Although he has a proper name, we sometimes call him little bean. That’s because, as my daughter explained, he has skinny little legs, just like runner beans. Other times, we call him bundle, and on days when he cries and doesn’t want to sleep, we call him little pickle. So many names for one small baby.
When I was thinking about how to put all that’s happened in the last few weeks into a blog, a poem by Rupert Brooke suddenly came to mind.
Rupert Brooke is best known for the poems he wrote during World War I but it wasn’t these that I was thinking of, or even know particularly well. It was a poem called These I have loved. It's a simple list of sights, sounds and smells that Brooke remembers with affection.
Here’s how it starts.
These I have loved:
White plates and cups, clean-gleaming,
Ringed with blue lines; and feathery, faery dust;
Wet roofs, beneath the lamp-light; the strong crust
Of friendly bread; and many tasting food;
Rainbows; and the blue bitter smoke of wood;
And radiant raindrops couching in cool flowers;
It seemed to me that I could most easily share my experiences in a similar way, but instead of words use photos.
So, little bean, these are some of the things I’ve loved about my time with you.
Your little head nestling in the palms of my daughter's hands.
You in my lap, while I play and sing with you.
One six week old foot, painted and carefully printed onto a mug for a father's day present.
Your fat little nappy bottom, and you happily asleep on your tummy.
Story-time, snuggled in the lap of someone who loves you.
It's time now for me to fly back to Riyadh and don my abaya. With visits to New Zealand and visits to London, I feel I've been away for ever. I've had so many new adventures, and loved all of my time away.
It's always sad to say good-bye, but it I know it won't be for ever. I can't wait to see the changes and development that lie ahead.
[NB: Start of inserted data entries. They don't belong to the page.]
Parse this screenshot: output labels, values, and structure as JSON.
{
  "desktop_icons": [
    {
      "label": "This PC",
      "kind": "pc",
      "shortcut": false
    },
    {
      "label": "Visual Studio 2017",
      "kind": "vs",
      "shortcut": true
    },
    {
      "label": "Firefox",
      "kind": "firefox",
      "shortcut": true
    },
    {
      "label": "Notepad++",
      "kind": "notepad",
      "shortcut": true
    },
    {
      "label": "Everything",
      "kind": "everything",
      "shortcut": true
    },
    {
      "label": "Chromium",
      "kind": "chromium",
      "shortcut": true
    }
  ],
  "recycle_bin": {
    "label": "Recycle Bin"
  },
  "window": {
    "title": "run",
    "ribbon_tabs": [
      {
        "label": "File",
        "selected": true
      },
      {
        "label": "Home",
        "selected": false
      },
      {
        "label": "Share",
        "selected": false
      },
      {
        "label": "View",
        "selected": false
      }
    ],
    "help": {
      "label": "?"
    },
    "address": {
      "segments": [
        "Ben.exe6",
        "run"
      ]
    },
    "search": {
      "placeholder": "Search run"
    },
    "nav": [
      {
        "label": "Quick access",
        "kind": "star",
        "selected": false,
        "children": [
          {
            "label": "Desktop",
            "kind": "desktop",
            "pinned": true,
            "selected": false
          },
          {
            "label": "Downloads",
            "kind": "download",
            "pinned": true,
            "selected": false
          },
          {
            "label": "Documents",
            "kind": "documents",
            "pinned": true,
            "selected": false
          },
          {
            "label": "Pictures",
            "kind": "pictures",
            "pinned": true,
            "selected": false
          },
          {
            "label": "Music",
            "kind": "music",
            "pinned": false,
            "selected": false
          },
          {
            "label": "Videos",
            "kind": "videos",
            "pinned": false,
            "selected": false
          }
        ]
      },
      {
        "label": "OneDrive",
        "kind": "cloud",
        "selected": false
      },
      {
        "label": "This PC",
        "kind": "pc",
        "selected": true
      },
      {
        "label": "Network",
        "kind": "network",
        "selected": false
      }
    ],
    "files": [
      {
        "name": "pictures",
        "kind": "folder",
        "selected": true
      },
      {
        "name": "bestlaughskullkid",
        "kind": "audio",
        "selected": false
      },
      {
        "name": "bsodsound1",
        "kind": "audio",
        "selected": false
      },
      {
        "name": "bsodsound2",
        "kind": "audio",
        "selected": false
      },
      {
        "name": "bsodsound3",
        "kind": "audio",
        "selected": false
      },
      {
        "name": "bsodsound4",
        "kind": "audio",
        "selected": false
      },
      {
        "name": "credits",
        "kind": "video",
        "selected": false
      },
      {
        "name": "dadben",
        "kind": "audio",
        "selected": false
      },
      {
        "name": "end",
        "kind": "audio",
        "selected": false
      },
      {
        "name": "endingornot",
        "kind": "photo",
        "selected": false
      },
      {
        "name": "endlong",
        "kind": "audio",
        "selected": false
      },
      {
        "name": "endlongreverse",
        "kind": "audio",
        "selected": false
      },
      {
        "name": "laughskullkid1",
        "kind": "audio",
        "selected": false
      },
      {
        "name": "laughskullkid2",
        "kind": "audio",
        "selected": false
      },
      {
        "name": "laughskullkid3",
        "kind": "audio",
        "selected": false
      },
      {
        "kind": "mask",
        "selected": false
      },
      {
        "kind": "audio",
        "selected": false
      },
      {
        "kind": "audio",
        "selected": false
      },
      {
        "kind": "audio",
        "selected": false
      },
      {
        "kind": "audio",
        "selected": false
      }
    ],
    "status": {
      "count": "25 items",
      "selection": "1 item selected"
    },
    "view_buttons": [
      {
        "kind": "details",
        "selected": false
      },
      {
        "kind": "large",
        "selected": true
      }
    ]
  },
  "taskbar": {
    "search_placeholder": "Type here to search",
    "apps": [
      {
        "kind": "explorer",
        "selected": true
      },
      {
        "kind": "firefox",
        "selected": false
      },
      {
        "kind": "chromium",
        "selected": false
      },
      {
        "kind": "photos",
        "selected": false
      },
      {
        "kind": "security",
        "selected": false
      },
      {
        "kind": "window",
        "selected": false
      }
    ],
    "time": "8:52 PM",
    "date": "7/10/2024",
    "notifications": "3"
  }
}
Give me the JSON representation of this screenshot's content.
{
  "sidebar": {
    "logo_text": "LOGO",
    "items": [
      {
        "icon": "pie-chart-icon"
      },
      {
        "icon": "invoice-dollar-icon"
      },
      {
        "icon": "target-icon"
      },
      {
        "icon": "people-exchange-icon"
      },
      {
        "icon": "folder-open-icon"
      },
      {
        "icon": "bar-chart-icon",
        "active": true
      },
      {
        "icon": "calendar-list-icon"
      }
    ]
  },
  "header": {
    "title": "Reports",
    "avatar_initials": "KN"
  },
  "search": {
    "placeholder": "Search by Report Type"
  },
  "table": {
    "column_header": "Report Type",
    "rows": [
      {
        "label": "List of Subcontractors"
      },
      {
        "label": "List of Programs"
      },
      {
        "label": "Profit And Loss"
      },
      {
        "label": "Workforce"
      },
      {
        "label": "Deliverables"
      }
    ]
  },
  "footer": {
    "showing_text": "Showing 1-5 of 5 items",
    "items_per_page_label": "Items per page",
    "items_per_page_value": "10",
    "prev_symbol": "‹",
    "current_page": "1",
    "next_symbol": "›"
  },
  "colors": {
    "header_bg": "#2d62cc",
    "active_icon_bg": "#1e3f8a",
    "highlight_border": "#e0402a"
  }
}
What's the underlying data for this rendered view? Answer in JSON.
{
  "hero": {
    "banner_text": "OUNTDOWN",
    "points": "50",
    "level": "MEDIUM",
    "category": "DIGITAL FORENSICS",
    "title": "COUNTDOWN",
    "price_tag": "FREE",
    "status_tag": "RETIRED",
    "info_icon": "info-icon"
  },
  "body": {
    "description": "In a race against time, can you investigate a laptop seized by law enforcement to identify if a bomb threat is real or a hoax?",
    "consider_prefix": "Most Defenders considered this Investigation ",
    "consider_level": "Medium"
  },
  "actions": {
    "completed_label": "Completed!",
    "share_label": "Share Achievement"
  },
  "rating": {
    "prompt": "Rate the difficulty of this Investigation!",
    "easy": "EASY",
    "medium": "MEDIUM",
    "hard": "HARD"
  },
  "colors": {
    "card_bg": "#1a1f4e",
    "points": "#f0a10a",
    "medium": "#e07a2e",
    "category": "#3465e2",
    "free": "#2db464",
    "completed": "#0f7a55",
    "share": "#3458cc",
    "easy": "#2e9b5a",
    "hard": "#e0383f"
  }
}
It's amazing how one little bean can make so much difference and add so much happiness.